Thadorn stood motionless, looking after the two children, his hair rippling in the sea wind. Now that the Kotsar were gone, it was time for him to leave – keeping a safe distance behind them, so that they would not meet him on the road to the capital. He did not mean to be seen until he reached Aldon-Sur. He would pack his things tonight, he thought. It should not take very long. He didn't have more than his sword and shield, his plain mail and leather and helm – and all that, as a lonely rider, he would be prudent enough to wear on the road. Other than that, he didn't have much. Nothing to distinguish him, apart from his determination to win.  

Sunday, 3 May 2015

Get serious about writing

I've said this before and I repeat again: if you don't take your writing seriously, no one else will. 

Unfortunately, I grew up in a home where my writing was only tolerated as far as to gain me top grades in my literature class. My creative storytelling was disdainfully labeled as "scribbling" and considered a waste of time. Still I used to shut myself in my room for hours, feverishly writing away, filling notebook after notebook - because this is what I love most and, in my opinion, do best. I couldn't stop writing if I tried.

This lack of support at home stunted my growth as a writer for a long time. I had nobody to share my stories with, nobody to give me feedback on my work. Fortunately, I did read many good books and learned from their authors this way. Eventually I began publishing some poetry and short stories on the internet and could compare notes with other authors.

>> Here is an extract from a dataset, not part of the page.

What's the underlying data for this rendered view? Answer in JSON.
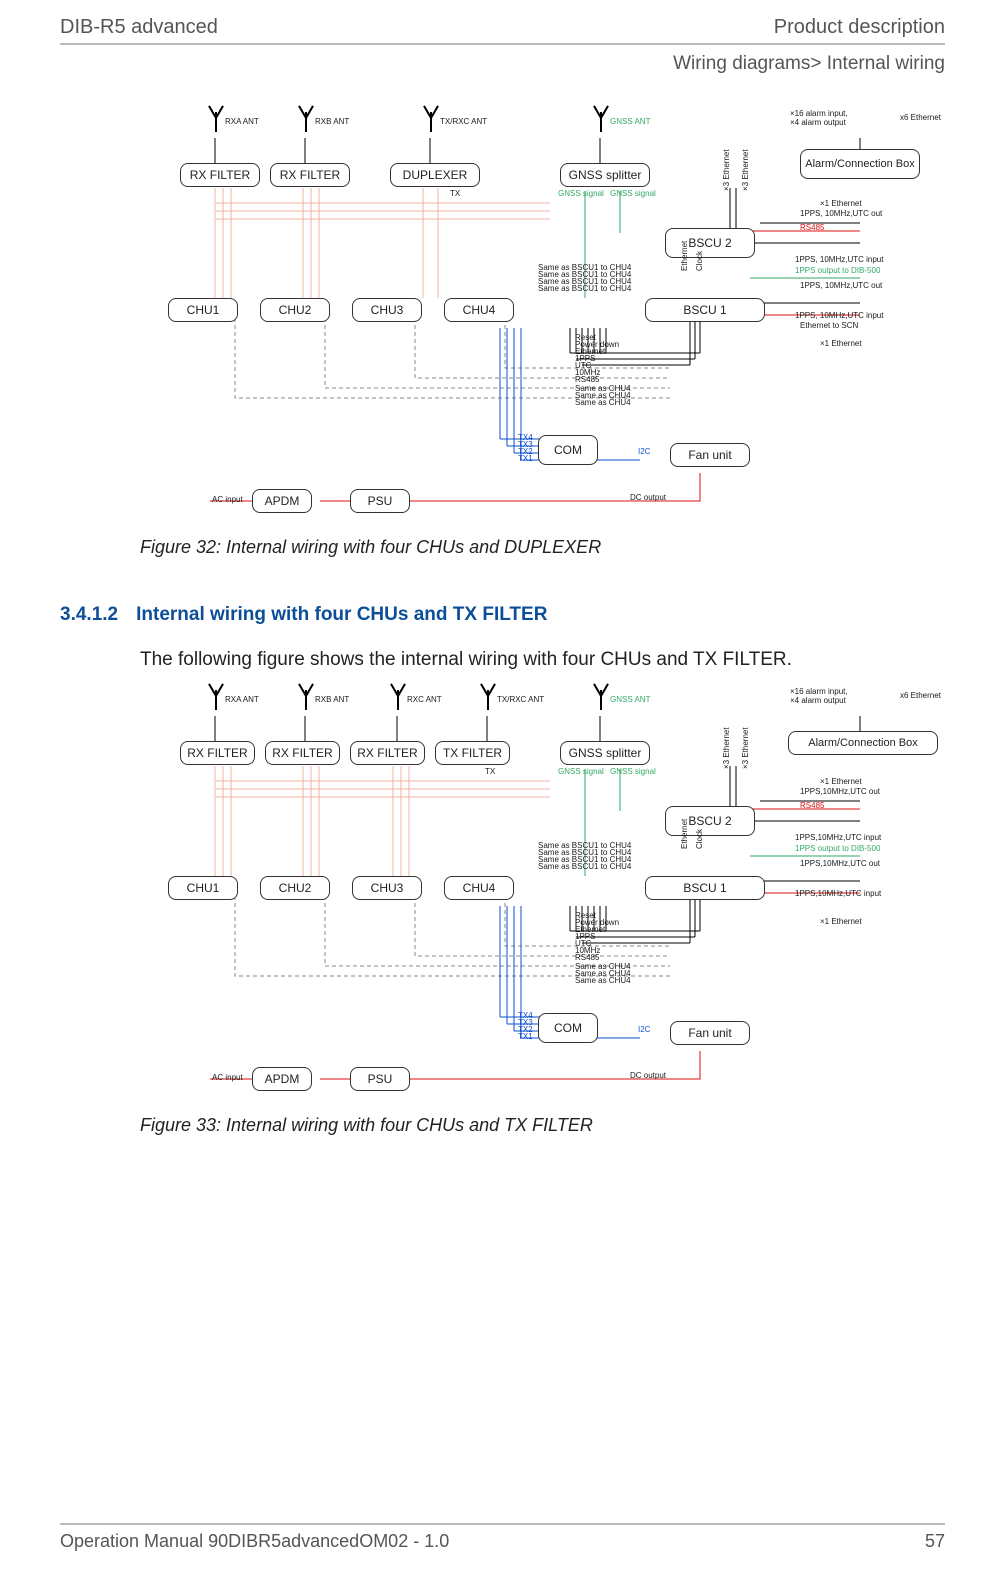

Naturally, when time came to choose a course of higher education, I was pressed to choose something "sensible", not something which would satisfy my true leaning.

It was only when I got married, with a lot of support and positive feedback from my husband, that I began, very slowly, to perceive that maybe I really have a talent; that maybe my writing is actually better than some of the many books that get published each year. That maybe someday people would even be willing to pay to read my books. I owe my husband everything. I never wrote a full-length novel before I got married.

I guess what I'm saying is this:

- If you have a person close to you who loves writing - your spouse, sibling, child, friend - support and encourage them.
- If you are a writer, and there is a person who supports and encourages your writing, appreciate their person and show your gratitude. Whole novels have been lost for lack of that one committed, supportive first reader.